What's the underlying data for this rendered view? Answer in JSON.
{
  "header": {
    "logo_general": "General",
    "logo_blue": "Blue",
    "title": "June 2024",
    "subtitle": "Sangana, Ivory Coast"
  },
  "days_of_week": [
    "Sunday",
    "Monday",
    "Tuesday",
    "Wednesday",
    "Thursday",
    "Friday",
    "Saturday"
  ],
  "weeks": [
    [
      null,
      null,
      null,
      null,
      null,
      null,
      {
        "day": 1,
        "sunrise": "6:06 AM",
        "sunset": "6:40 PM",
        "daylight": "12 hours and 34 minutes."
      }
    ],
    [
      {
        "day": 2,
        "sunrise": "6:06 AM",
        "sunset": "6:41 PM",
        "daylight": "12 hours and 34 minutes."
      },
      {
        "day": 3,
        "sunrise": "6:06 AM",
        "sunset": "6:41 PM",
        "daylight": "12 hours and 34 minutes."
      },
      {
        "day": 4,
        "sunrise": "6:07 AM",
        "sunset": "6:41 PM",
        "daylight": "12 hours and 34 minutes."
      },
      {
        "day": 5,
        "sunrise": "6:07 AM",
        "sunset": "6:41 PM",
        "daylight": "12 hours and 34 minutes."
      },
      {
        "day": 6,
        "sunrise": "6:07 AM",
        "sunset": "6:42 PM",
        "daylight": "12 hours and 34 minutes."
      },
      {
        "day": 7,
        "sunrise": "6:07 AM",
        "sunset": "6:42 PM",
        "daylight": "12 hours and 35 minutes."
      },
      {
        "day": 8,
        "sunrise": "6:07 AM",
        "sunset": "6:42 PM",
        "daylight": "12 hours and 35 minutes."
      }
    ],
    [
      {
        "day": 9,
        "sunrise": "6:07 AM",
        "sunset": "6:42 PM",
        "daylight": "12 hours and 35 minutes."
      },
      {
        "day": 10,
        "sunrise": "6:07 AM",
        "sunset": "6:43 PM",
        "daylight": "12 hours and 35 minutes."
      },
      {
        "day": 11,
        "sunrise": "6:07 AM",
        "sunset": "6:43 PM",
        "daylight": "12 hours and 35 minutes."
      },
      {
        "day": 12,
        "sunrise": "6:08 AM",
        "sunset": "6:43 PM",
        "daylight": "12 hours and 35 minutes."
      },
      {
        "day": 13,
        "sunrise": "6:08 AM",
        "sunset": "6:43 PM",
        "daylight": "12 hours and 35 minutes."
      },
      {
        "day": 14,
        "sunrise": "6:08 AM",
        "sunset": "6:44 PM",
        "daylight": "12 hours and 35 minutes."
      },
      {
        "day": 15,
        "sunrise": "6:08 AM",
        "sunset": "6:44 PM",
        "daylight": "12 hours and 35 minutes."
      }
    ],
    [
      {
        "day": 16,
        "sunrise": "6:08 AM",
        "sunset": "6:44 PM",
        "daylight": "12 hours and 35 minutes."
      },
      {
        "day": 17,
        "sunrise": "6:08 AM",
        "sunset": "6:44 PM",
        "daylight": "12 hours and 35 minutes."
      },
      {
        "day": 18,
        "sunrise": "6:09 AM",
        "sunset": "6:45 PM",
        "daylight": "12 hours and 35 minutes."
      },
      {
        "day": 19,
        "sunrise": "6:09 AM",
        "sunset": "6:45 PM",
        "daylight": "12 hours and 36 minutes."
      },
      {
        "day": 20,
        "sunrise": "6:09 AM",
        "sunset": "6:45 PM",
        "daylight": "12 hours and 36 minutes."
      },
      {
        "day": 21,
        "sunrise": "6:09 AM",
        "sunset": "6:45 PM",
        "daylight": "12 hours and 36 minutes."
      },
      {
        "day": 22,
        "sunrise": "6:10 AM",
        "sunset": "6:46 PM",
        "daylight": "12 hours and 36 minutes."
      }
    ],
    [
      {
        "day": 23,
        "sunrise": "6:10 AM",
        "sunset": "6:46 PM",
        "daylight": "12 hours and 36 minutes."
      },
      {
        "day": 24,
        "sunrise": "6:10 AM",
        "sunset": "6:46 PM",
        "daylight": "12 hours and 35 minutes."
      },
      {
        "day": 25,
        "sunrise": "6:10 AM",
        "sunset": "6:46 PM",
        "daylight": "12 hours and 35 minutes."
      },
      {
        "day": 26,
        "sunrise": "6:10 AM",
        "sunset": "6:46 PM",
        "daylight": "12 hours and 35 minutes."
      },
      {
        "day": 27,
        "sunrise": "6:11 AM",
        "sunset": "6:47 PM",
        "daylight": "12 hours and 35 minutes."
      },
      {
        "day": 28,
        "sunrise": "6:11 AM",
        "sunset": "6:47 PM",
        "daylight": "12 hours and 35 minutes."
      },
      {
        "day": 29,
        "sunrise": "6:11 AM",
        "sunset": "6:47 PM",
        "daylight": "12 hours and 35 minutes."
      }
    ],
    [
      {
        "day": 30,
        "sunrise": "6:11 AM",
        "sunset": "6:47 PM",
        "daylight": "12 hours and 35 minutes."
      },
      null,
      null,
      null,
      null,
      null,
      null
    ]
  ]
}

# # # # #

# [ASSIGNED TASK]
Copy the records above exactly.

# [ANSWER BELOW]
What's the underlying data for this rendered view? Answer in JSON.
{
  "header": {
    "logo_general": "General",
    "logo_blue": "Blue",
    "title": "June 2024",
    "subtitle": "Sangana, Ivory Coast"
  },
  "days_of_week": [
    "Sunday",
    "Monday",
    "Tuesday",
    "Wednesday",
    "Thursday",
    "Friday",
    "Saturday"
  ],
  "weeks": [
    [
      null,
      null,
      null,
      null,
      null,
      null,
      {
        "day": 1,
        "sunrise": "6:06 AM",
        "sunset": "6:40 PM",
        "daylight": "12 hours and 34 minutes."
      }
    ],
    [
      {
        "day": 2,
        "sunrise": "6:06 AM",
        "sunset": "6:41 PM",
        "daylight": "12 hours and 34 minutes."
      },
      {
        "day": 3,
        "sunrise": "6:06 AM",
        "sunset": "6:41 PM",
        "daylight": "12 hours and 34 minutes."
      },
      {
        "day": 4,
        "sunrise": "6:07 AM",
        "sunset": "6:41 PM",
        "daylight": "12 hours and 34 minutes."
      },
      {
        "day": 5,
        "sunrise": "6:07 AM",
        "sunset": "6:41 PM",
        "daylight": "12 hours and 34 minutes."
      },
      {
        "day": 6,
        "sunrise": "6:07 AM",
        "sunset": "6:42 PM",
        "daylight": "12 hours and 34 minutes."
      },
      {
        "day": 7,
        "sunrise": "6:07 AM",
        "sunset": "6:42 PM",
        "daylight": "12 hours and 35 minutes."
      },
      {
        "day": 8,
        "sunrise": "6:07 AM",
        "sunset": "6:42 PM",
        "daylight": "12 hours and 35 minutes."
      }
    ],
    [
      {
        "day": 9,
        "sunrise": "6:07 AM",
        "sunset": "6:42 PM",
        "daylight": "12 hours and 35 minutes."
      },
      {
        "day": 10,
        "sunrise": "6:07 AM",
        "sunset": "6:43 PM",
        "daylight": "12 hours and 35 minutes."
      },
      {
        "day": 11,
        "sunrise": "6:07 AM",
        "sunset": "6:43 PM",
        "daylight": "12 hours and 35 minutes."
      },
      {
        "day": 12,
        "sunrise": "6:08 AM",
        "sunset": "6:43 PM",
        "daylight": "12 hours and 35 minutes."
      },
      {
        "day": 13,
        "sunrise": "6:08 AM",
        "sunset": "6:43 PM",
        "daylight": "12 hours and 35 minutes."
      },
      {
        "day": 14,
        "sunrise": "6:08 AM",
        "sunset": "6:44 PM",
        "daylight": "12 hours and 35 minutes."
      },
      {
        "day": 15,
        "sunrise": "6:08 AM",
        "sunset": "6:44 PM",
        "daylight": "12 hours and 35 minutes."
      }
    ],
    [
      {
        "day": 16,
        "sunrise": "6:08 AM",
        "sunset": "6:44 PM",
        "daylight": "12 hours and 35 minutes."
      },
      {
        "day": 17,
        "sunrise": "6:08 AM",
        "sunset": "6:44 PM",
        "daylight": "12 hours and 35 minutes."
      },
      {
        "day": 18,
        "sunrise": "6:09 AM",
        "sunset": "6:45 PM",
        "daylight": "12 hours and 35 minutes."
      },
      {
        "day": 19,
        "sunrise": "6:09 AM",
        "sunset": "6:45 PM",
        "daylight": "12 hours and 36 minutes."
      },
      {
        "day": 20,
        "sunrise": "6:09 AM",
        "sunset": "6:45 PM",
        "daylight": "12 hours and 36 minutes."
      },
      {
        "day": 21,
        "sunrise": "6:09 AM",
        "sunset": "6:45 PM",
        "daylight": "12 hours and 36 minutes."
      },
      {
        "day": 22,
        "sunrise": "6:10 AM",
        "sunset": "6:46 PM",
        "daylight": "12 hours and 36 minutes."
      }
    ],
    [
      {
        "day": 23,
        "sunrise": "6:10 AM",
        "sunset": "6:46 PM",
        "daylight": "12 hours and 36 minutes."
      },
      {
        "day": 24,
        "sunrise": "6:10 AM",
        "sunset": "6:46 PM",
        "daylight": "12 hours and 35 minutes."
      },
      {
        "day": 25,
        "sunrise": "6:10 AM",
        "sunset": "6:46 PM",
        "daylight": "12 hours and 35 minutes."
      },
      {
        "day": 26,
        "sunrise": "6:10 AM",
        "sunset": "6:46 PM",
        "daylight": "12 hours and 35 minutes."
      },
      {
        "day": 27,
        "sunrise": "6:11 AM",
        "sunset": "6:47 PM",
        "daylight": "12 hours and 35 minutes."
      },
      {
        "day": 28,
        "sunrise": "6:11 AM",
        "sunset": "6:47 PM",
        "daylight": "12 hours and 35 minutes."
      },
      {
        "day": 29,
        "sunrise": "6:11 AM",
        "sunset": "6:47 PM",
        "daylight": "12 hours and 35 minutes."
      }
    ],
    [
      {
        "day": 30,
        "sunrise": "6:11 AM",
        "sunset": "6:47 PM",
        "daylight": "12 hours and 35 minutes."
      },
      null,
      null,
      null,
      null,
      null,
      null
    ]
  ]
}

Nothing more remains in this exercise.